The beatification process for Hildegard Burjan was initiated in 1963 by Cardinal Franz König, then Archbishop of Vienna. On July 6, 2007, she was declared a Venerable, and on January 29, 2012, she was proclaimed blessed in St. Stephen's cathedral in Vienna, Austria.[1]

References[edit]

  1. ^ Dorre, Britta (Jan. 24, 2012), Wife, Mother, Convert Shows Importance of Christians in Politics, Rome: ZENIT  Check date values in: |date= (help)

Literature[edit]

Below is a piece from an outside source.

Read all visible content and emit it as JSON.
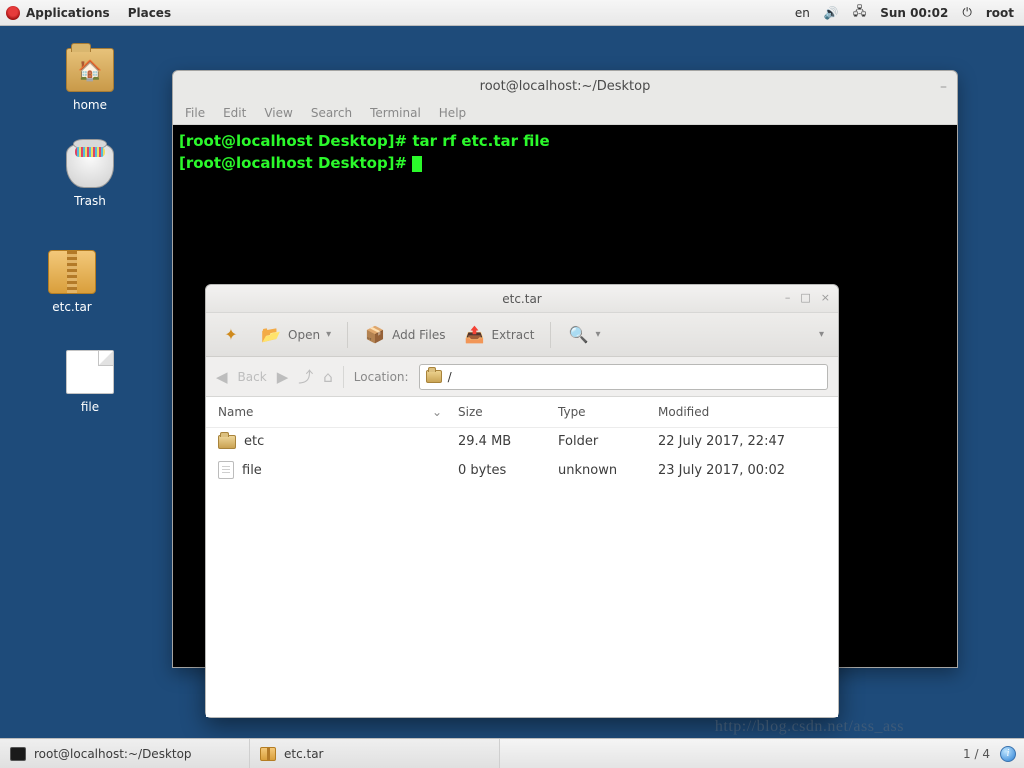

  • Irmgard Burjan-Domanig: Hildegard Burjan, eine Frau der sozialen Tat. 3rd ed. Caritas Socialis, Vienna, 1976
  • Hanna-Barbara Gerl-Falkovitz: Mystik, Emanzipation und Politik: Hildegard Burjan (1883–1933). Caritas Socialis, Vienna, 2004
  • Alfred Koblbauer: Spiritualität. 2nd vol.: Hildegard Burjan. Missionsdruckerei St. Gabriel, Mödling, 1976
  • Michaela Kronthaler: Hildegard Burjan (1883–1933). Katholische Arbeiterinnenführerin und christliche Sozialpolitikerin. Dr.-Karl-Kummer-Institut f. Sozialpolitik u. Sozialreform in Steiermark, Graz, 1995
  • Michaela Kronthaler: Die Frauenfrage als treibende Kraft: Hildegard Burjans innovative Rolle im Sozialkatholizismus und Politischen Katholizismus vom Ende der Monarchie bis zur 'Selbstausschaltung' des Parlaments (= Grazer Beiträge zur Theologiegeschichte und Kirchlichen Zeitgeschichte, Bd. 8). Verlag Styria, Graz-Vienna-Cologne, 1995, ISBN 3-222-12358-6
  • Ingeborg Schödl (ed.): Hoffnung hat einen Namen. Hildegard Burjan und die Caritas Socialis. Tyrolia, Innsbruck-Vienna, 1995, ISBN 3-7022-1980-3

External links[edit]